• Description of the task: Scan the data that follows and count the lines with the string "Space"; answer with the count alone.

##########

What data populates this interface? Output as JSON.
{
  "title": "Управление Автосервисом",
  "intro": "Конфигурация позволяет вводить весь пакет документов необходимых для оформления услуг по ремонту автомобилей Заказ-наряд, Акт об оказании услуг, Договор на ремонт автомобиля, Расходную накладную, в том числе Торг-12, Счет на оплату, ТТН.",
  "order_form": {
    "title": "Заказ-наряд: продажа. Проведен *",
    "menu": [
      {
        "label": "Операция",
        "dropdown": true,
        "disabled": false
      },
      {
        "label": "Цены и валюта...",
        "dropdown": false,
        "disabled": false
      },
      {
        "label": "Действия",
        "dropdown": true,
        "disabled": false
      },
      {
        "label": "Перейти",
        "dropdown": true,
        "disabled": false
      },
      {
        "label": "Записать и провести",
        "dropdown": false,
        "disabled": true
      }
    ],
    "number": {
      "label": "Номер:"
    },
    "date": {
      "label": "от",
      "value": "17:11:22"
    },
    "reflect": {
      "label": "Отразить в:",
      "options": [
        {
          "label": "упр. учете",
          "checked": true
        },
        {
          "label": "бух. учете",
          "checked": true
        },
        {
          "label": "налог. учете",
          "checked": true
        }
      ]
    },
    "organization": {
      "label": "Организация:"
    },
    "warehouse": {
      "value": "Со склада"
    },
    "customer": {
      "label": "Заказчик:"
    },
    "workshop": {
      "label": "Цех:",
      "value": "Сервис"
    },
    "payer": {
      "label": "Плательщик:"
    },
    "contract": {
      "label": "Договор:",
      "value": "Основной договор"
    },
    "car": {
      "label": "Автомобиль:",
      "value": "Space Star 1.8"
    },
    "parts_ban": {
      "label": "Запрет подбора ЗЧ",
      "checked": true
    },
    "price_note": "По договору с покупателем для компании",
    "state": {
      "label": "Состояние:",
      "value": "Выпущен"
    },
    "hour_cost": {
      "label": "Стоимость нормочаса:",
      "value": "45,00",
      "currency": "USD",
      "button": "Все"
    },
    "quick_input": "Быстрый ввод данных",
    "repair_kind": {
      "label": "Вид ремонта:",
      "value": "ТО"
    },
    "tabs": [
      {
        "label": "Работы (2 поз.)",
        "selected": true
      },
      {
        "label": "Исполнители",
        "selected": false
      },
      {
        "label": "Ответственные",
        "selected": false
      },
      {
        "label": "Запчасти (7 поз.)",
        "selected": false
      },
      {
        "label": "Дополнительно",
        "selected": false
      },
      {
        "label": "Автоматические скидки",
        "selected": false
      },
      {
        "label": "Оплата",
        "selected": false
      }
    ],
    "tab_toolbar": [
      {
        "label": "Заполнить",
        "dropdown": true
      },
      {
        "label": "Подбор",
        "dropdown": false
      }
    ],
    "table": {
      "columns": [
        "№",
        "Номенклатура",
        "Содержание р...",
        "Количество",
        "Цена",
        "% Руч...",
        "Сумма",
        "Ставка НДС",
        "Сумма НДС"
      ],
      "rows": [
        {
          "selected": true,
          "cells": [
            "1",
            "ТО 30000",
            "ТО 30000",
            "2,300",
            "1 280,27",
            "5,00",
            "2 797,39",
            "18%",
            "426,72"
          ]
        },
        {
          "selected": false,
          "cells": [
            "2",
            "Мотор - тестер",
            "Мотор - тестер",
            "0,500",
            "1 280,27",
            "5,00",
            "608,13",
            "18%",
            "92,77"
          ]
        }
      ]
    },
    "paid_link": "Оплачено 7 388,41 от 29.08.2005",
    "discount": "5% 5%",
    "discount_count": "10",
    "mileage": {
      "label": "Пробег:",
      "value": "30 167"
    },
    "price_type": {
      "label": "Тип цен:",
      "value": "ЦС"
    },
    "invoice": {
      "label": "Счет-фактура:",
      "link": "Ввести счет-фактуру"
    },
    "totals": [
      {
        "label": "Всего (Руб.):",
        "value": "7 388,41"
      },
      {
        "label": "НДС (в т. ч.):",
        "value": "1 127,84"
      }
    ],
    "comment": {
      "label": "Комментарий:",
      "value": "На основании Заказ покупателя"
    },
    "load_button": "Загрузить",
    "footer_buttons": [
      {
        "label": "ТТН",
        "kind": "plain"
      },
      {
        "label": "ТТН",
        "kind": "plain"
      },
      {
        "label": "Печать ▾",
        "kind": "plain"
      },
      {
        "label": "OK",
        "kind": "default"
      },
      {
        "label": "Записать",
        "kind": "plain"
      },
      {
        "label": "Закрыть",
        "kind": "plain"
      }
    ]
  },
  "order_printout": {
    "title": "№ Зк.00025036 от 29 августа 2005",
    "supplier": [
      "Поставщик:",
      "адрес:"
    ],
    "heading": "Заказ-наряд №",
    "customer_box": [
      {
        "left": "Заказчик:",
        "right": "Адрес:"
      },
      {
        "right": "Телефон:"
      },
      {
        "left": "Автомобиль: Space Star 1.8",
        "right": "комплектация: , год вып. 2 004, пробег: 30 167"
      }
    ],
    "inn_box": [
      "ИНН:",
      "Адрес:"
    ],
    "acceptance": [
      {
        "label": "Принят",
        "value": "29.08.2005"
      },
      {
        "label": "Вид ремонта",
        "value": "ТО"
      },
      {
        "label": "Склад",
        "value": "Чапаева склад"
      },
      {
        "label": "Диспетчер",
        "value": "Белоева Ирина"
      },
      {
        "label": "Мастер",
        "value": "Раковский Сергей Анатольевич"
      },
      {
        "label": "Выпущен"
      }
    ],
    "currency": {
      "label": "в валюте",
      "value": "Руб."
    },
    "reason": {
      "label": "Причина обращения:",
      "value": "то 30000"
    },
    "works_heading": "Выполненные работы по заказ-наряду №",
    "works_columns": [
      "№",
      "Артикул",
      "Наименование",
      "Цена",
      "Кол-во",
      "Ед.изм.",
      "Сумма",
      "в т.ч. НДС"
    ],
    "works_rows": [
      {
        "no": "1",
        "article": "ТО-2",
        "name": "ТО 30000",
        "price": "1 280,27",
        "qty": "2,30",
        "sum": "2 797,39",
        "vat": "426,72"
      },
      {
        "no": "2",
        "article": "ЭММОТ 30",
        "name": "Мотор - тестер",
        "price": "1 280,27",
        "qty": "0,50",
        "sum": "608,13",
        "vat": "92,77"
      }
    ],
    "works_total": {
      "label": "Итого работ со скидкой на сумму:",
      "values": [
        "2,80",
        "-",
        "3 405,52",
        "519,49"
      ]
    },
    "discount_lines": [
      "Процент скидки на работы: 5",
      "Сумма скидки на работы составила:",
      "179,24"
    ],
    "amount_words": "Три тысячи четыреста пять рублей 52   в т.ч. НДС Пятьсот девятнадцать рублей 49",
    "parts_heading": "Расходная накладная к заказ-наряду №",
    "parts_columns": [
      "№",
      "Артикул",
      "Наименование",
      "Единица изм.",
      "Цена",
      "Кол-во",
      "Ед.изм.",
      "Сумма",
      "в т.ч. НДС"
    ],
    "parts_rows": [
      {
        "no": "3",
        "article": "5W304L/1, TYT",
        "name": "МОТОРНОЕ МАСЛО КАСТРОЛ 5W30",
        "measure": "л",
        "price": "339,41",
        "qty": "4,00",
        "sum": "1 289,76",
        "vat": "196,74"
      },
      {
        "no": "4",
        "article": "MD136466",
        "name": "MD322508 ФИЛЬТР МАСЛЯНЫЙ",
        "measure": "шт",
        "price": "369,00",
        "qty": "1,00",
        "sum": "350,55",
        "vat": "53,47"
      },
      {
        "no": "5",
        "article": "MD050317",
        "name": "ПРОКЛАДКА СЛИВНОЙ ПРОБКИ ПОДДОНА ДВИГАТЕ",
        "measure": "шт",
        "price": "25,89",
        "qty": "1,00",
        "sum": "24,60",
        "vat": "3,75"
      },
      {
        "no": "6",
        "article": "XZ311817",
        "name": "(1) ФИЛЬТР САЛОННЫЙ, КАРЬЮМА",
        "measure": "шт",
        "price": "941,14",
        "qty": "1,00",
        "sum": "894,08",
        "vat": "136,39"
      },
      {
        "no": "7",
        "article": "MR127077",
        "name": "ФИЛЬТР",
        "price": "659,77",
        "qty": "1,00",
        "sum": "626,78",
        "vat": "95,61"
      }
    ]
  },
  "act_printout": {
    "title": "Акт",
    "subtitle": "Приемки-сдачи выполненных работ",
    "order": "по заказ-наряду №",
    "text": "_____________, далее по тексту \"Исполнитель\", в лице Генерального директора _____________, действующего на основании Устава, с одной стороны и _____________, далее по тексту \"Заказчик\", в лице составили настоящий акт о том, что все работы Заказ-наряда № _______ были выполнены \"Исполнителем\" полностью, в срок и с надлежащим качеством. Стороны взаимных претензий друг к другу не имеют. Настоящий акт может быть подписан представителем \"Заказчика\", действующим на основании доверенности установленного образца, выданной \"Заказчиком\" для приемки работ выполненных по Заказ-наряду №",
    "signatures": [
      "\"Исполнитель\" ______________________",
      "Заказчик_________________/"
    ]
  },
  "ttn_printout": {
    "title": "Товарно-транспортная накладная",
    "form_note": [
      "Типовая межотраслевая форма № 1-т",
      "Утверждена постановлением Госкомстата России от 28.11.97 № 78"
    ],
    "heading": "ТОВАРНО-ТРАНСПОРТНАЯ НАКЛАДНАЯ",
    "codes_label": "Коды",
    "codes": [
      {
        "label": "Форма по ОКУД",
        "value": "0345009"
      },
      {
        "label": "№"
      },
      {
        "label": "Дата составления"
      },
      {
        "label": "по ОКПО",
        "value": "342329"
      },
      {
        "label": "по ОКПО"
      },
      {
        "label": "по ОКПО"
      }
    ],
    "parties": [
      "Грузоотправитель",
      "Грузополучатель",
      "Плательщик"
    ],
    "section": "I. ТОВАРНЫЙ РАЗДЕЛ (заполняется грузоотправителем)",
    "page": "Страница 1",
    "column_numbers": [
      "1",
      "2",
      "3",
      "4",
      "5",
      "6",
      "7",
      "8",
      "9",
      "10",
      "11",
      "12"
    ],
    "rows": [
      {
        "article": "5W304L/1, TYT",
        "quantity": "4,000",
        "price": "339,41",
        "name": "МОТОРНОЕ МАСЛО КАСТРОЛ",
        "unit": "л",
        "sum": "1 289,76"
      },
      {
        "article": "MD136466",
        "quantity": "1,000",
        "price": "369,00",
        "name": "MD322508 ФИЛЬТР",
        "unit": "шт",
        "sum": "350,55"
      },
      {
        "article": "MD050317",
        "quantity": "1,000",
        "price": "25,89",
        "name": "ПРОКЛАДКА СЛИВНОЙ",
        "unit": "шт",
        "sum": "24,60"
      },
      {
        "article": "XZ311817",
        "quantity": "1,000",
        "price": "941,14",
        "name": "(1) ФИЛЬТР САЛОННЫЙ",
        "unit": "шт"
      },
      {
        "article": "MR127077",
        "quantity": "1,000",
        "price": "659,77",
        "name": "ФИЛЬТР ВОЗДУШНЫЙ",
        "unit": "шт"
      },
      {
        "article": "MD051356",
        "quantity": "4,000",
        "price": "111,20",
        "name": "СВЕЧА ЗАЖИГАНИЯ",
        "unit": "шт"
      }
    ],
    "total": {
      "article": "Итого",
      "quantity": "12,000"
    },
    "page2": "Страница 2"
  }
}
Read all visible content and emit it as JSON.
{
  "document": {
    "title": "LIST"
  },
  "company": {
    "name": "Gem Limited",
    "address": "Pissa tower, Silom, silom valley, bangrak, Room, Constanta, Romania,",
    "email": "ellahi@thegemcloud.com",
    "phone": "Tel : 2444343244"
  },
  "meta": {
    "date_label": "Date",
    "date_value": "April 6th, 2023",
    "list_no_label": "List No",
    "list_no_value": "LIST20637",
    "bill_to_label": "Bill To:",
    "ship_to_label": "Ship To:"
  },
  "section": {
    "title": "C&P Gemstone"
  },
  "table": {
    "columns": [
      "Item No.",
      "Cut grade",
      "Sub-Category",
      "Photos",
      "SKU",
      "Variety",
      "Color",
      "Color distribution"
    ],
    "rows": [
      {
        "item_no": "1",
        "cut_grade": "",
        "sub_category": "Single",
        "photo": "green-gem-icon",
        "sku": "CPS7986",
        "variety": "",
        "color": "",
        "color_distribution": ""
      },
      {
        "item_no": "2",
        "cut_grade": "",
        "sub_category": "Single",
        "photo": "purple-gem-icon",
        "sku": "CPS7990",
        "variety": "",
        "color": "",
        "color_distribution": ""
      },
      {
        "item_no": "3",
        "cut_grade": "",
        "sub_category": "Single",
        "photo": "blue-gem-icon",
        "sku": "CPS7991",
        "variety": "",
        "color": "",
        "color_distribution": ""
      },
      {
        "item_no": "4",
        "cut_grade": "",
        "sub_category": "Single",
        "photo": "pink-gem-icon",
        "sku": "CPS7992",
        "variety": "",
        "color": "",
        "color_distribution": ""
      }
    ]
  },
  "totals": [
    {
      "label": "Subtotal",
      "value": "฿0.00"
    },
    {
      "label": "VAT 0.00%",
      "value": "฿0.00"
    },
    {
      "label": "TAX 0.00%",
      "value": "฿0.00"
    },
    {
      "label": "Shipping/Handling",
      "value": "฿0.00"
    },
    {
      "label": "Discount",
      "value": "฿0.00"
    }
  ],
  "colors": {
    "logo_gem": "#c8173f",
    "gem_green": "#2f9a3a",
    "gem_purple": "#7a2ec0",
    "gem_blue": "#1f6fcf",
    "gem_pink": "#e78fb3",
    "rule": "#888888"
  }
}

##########

• Result for this task: 2